Isaiah 9: 2 – 7
Titus 2: 11 – 14
Luke 2: 1 – 20
When I came to the community now slightly over thirty years ago, we had just begun the process of writing our new Rule of Life. The old Rule had been respectfully laid aside, and we were experimenting by reading portions of the Rules of Life of other communities. We wanted to hear other voices, as we practiced using our own voice, as we began to articulate our own vision for our community.
But just as we listened to other voices, and began to listen to our own voice, we would often hear the voice of our original Rule of Life in the background. How could we not hear it? We had, after all, been listening to it on a nearly daily basis for almost 100 years by that time. Over the decades it had seeped into our corporate, and individual souls and would emerge in conversations, and reflections about the new Rule of Life that we were working on. Even though we were no longer reading our old Rule when I came to the community, certain phrases became familiar to me, so much so that thirty years later, they still crop up every once in a while in my prayer, and conversation.
One such phrase comes from the original chapter on Poverty where we read if the Society in any place is poor. Look to God to do great things by it. God has chosen the poor, the weak things of the world to confound the mighty. Think of the blessed poverty of Bethlehem, Nazareth, Calvary. It is this image of the poverty of Bethlehem, Nazareth, Calvary which arrests my attention this Christmas.
Isaiah 62: 6-1
Titus 3: 4-7
Luke 2: 1-20
Perhaps this has happened to you. As a child, or even as an adult, you read a book and it quickly became one of your favourites. Maybe you read it several times. With each reading you developed a mental picture of what the people looked like. Maybe this mental image of yours included details such as the look and feel of the surroundings, the house, the room, the landscape. Perhaps you could even see what the characters wore or ate. Maybe your mental picture of the book was pretty detailed. Perhaps it was quite simple. In either case you had an image, a feel that brought the book alive for you, and you could literally see and smell it all.
And then you saw the movie. And boy were you disappointed. The people looked all wrong. The house was not as you imagined it. Important details were left out. Or things were put in the wrong order. And where on earth did that character come from? They weren’t in the book.
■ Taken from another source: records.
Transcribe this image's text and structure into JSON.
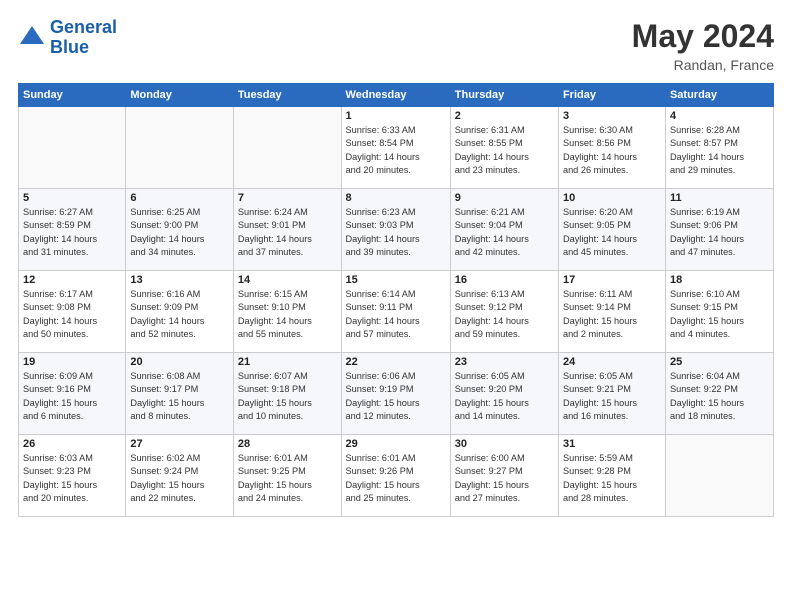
{
  "header": {
    "logo_line1": "General",
    "logo_line2": "Blue",
    "title": "May 2024",
    "subtitle": "Randan, France"
  },
  "weekdays": [
    "Sunday",
    "Monday",
    "Tuesday",
    "Wednesday",
    "Thursday",
    "Friday",
    "Saturday"
  ],
  "weeks": [
    [
      {
        "day": "",
        "info": ""
      },
      {
        "day": "",
        "info": ""
      },
      {
        "day": "",
        "info": ""
      },
      {
        "day": "1",
        "info": "Sunrise: 6:33 AM\nSunset: 8:54 PM\nDaylight: 14 hours\nand 20 minutes."
      },
      {
        "day": "2",
        "info": "Sunrise: 6:31 AM\nSunset: 8:55 PM\nDaylight: 14 hours\nand 23 minutes."
      },
      {
        "day": "3",
        "info": "Sunrise: 6:30 AM\nSunset: 8:56 PM\nDaylight: 14 hours\nand 26 minutes."
      },
      {
        "day": "4",
        "info": "Sunrise: 6:28 AM\nSunset: 8:57 PM\nDaylight: 14 hours\nand 29 minutes."
      }
    ],
    [
      {
        "day": "5",
        "info": "Sunrise: 6:27 AM\nSunset: 8:59 PM\nDaylight: 14 hours\nand 31 minutes."
      },
      {
        "day": "6",
        "info": "Sunrise: 6:25 AM\nSunset: 9:00 PM\nDaylight: 14 hours\nand 34 minutes."
      },
      {
        "day": "7",
        "info": "Sunrise: 6:24 AM\nSunset: 9:01 PM\nDaylight: 14 hours\nand 37 minutes."
      },
      {
        "day": "8",
        "info": "Sunrise: 6:23 AM\nSunset: 9:03 PM\nDaylight: 14 hours\nand 39 minutes."
      },
      {
        "day": "9",
        "info": "Sunrise: 6:21 AM\nSunset: 9:04 PM\nDaylight: 14 hours\nand 42 minutes."
      },
      {
        "day": "10",
        "info": "Sunrise: 6:20 AM\nSunset: 9:05 PM\nDaylight: 14 hours\nand 45 minutes."
      },
      {
        "day": "11",
        "info": "Sunrise: 6:19 AM\nSunset: 9:06 PM\nDaylight: 14 hours\nand 47 minutes."
      }
    ],
    [
      {
        "day": "12",
        "info": "Sunrise: 6:17 AM\nSunset: 9:08 PM\nDaylight: 14 hours\nand 50 minutes."
      },
      {
        "day": "13",
        "info": "Sunrise: 6:16 AM\nSunset: 9:09 PM\nDaylight: 14 hours\nand 52 minutes."
      },
      {
        "day": "14",
        "info": "Sunrise: 6:15 AM\nSunset: 9:10 PM\nDaylight: 14 hours\nand 55 minutes."
      },
      {
        "day": "15",
        "info": "Sunrise: 6:14 AM\nSunset: 9:11 PM\nDaylight: 14 hours\nand 57 minutes."
      },
      {
        "day": "16",
        "info": "Sunrise: 6:13 AM\nSunset: 9:12 PM\nDaylight: 14 hours\nand 59 minutes."
      },
      {
        "day": "17",
        "info": "Sunrise: 6:11 AM\nSunset: 9:14 PM\nDaylight: 15 hours\nand 2 minutes."
      },
      {
        "day": "18",
        "info": "Sunrise: 6:10 AM\nSunset: 9:15 PM\nDaylight: 15 hours\nand 4 minutes."
      }
    ],
    [
      {
        "day": "19",
        "info": "Sunrise: 6:09 AM\nSunset: 9:16 PM\nDaylight: 15 hours\nand 6 minutes."
      },
      {
        "day": "20",
        "info": "Sunrise: 6:08 AM\nSunset: 9:17 PM\nDaylight: 15 hours\nand 8 minutes."
      },
      {
        "day": "21",
        "info": "Sunrise: 6:07 AM\nSunset: 9:18 PM\nDaylight: 15 hours\nand 10 minutes."
      },
      {
        "day": "22",
        "info": "Sunrise: 6:06 AM\nSunset: 9:19 PM\nDaylight: 15 hours\nand 12 minutes."
      },
      {
        "day": "23",
        "info": "Sunrise: 6:05 AM\nSunset: 9:20 PM\nDaylight: 15 hours\nand 14 minutes."
      },
      {
        "day": "24",
        "info": "Sunrise: 6:05 AM\nSunset: 9:21 PM\nDaylight: 15 hours\nand 16 minutes."
      },
      {
        "day": "25",
        "info": "Sunrise: 6:04 AM\nSunset: 9:22 PM\nDaylight: 15 hours\nand 18 minutes."
      }
    ],
    [
      {
        "day": "26",
        "info": "Sunrise: 6:03 AM\nSunset: 9:23 PM\nDaylight: 15 hours\nand 20 minutes."
      },
      {
        "day": "27",
        "info": "Sunrise: 6:02 AM\nSunset: 9:24 PM\nDaylight: 15 hours\nand 22 minutes."
      },
      {
        "day": "28",
        "info": "Sunrise: 6:01 AM\nSunset: 9:25 PM\nDaylight: 15 hours\nand 24 minutes."
      },
      {
        "day": "29",
        "info": "Sunrise: 6:01 AM\nSunset: 9:26 PM\nDaylight: 15 hours\nand 25 minutes."
      },
      {
        "day": "30",
        "info": "Sunrise: 6:00 AM\nSunset: 9:27 PM\nDaylight: 15 hours\nand 27 minutes."
      },
      {
        "day": "31",
        "info": "Sunrise: 5:59 AM\nSunset: 9:28 PM\nDaylight: 15 hours\nand 28 minutes."
      },
      {
        "day": "",
        "info": ""
      }
    ]
  ]
}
Isaiah 9:2-7 / Psalm 96:1-4, 11-12 / Titus 2:11-14 / Luke 2:1-20
Christmas is here again! It’s a dark night – it’s a very dark world right now. And yet, on this night, this holy night, joy bubbles up! Joy, that God has come into our world, and given to us a Savior, who is Christ the Lord. The joy that Isaiah announced to Israel: “The people who walked in darkness have seen a great light.” (Isaiah 9:2) The joy that the angels announced to the shepherds: “Behold I bring you good news of great joy for all people.” (Luke 2:10)
Christmas is here – this silent and holy night. We are all gathered here in this lovely church to be still – before a great and mighty wonder. “While all things were in quiet silence, and the night was in the midst of her course, thy Almighty Word leapt down from heaven, from thy royal throne.” (Wisdom 18:14) And we have come to adore Him.
Spread out before us is this beautiful crèche, lovingly made from olive wood by woodcarvers in Bethlehem. I love to just stand and gaze at it – with wide-eyed wonder, like a child. I love the flickering candles. It reminds me that it all happened in darkest night. Those shepherds were keeping watch over their flock by night. And that deepest darkness was suddenly shattered by an intense light. “The angel of the Lord stood among them, and the glory of the Lord shone round about them.” (Luke 2:9)
This evening, during the serving of Holy Communion, we will be invited to sing the very familiar, “O little town of Bethlehem, how still we see thee lie!” The words of this hymn were penned by the great Boston preacher, Phillips Brooks, in the 19th century, a very different world than we know today.i
In the beginning, for all of us, we were enwombed in darkness. And though some children, as they grow up – perhaps even some of us here – learned to be afraid of the dark and of “things that go bump in the night,” our experience of life begins in the safety and security of the darkness of our mother’s womb.